Consider $f: \mathbb{C} \rightarrow \mathbb{C}$, $f(z) = z^2 - 2$.
Show that if $|z| > 2$, then the sequence z, f(z), f(f(z), ... diverges, i.e. is unbounded.

2. Originally Posted by EinStone
Consider $f: \mathbb{C} \rightarrow \mathbb{C}$, $f(z) = z^2 - 2$.
Show that if $|z| > 2$, then the sequence z, f(z), f(f(z), ... diverges, i.e. is unbounded.
Isn't this solved almost immediately by the reverse triangle inequality?

3. Yes good point! Now consider $|z| \leq 2$ and $Im(z) \neq 0$ and show that the sequence is unbounded, i.e. leaves the disk of radius 2.

4. Originally Posted by EinStone
Consider $f: \mathbb{C} \rightarrow \mathbb{C}$, $f(z) = z^2 - 2$.
Show that if $|z| > 2$, then the sequence z, f(z), f(f(z), ... diverges, i.e. is unbounded.
The sequence is alternatively defined by the recursive relation...

$a_{n+1} = a^{2}_{n}-2\ , \ a_{0}=z$ (1)

The procedure for solving (1) has been described a lot of times, the last in...

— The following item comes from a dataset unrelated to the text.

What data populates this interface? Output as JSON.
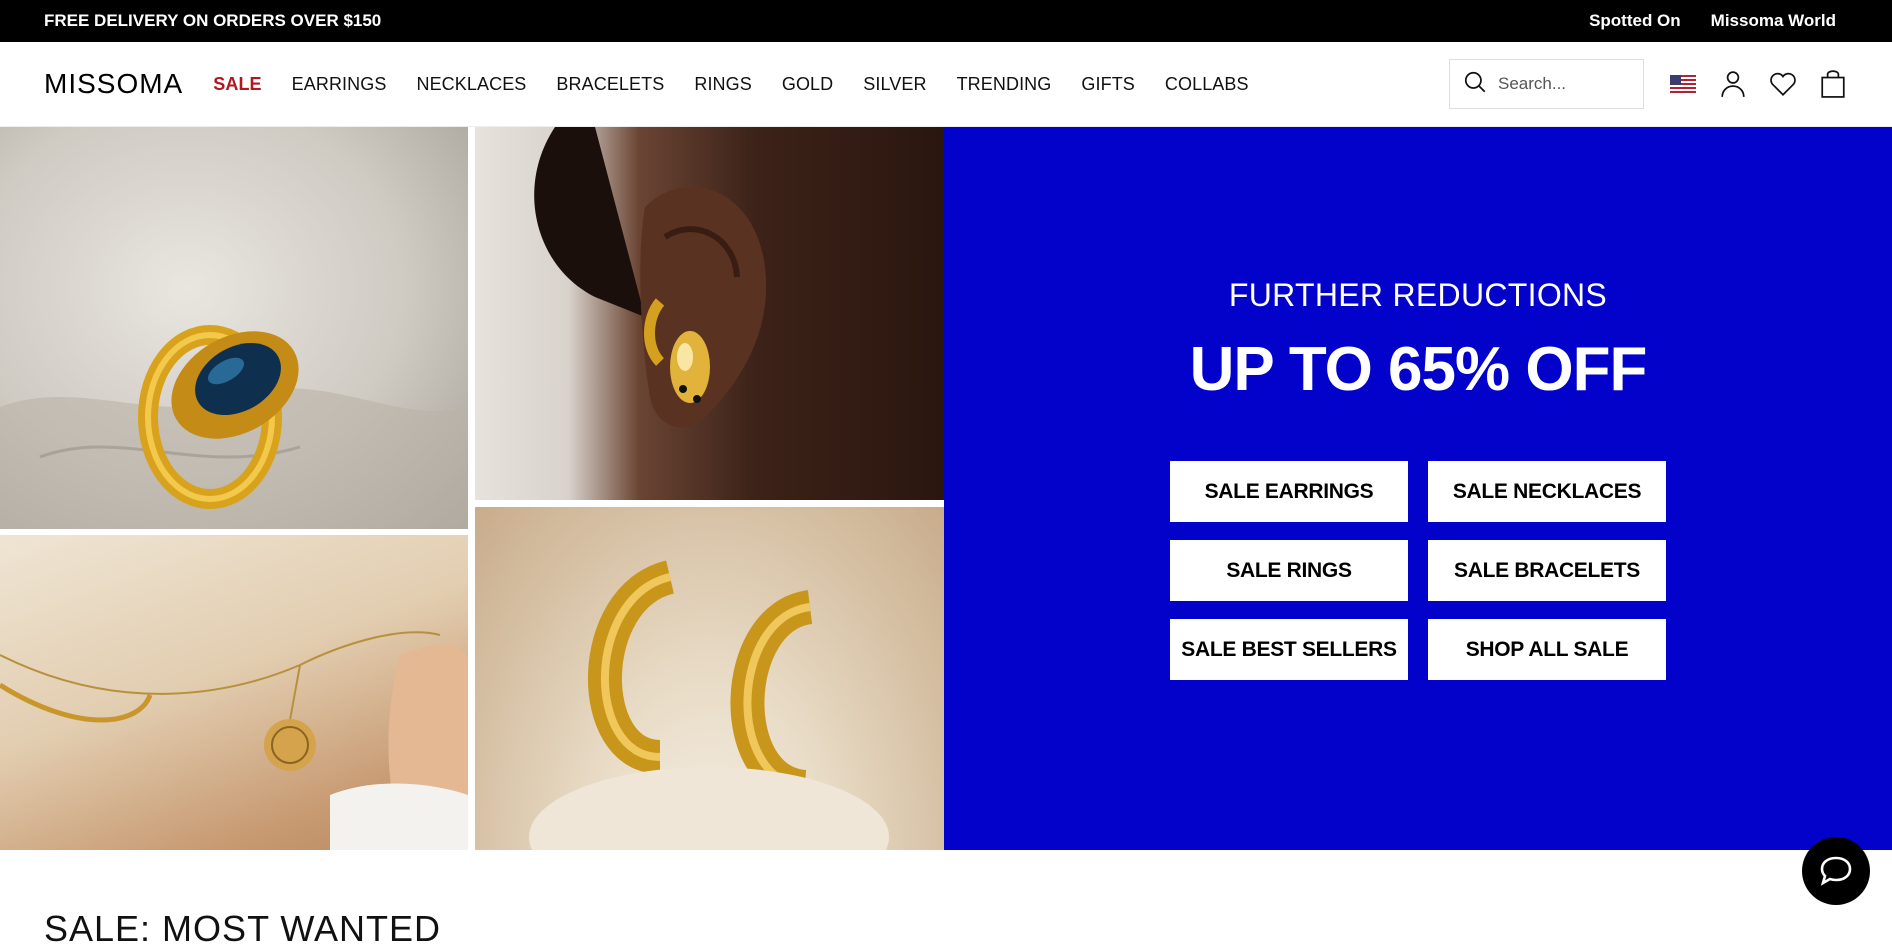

http://www.mathhelpforum.com/math-he...ce-176658.html

Following the procedure you find that...

a) if $|z|=|a_{0}|< 2$ the sequence converges to -1

b) if $|z|=|a_{0}|= 2$ the sequence converges to 2

c) if $|z|=|a_{0}|> 2$ the sequence diverges...

Kind regards

$\chi$ $\sigma$

5. Ok, but I think this is only for real $a_0$, now I want to consider the case that $a_0$ is complex and the imaginary part is non-zero.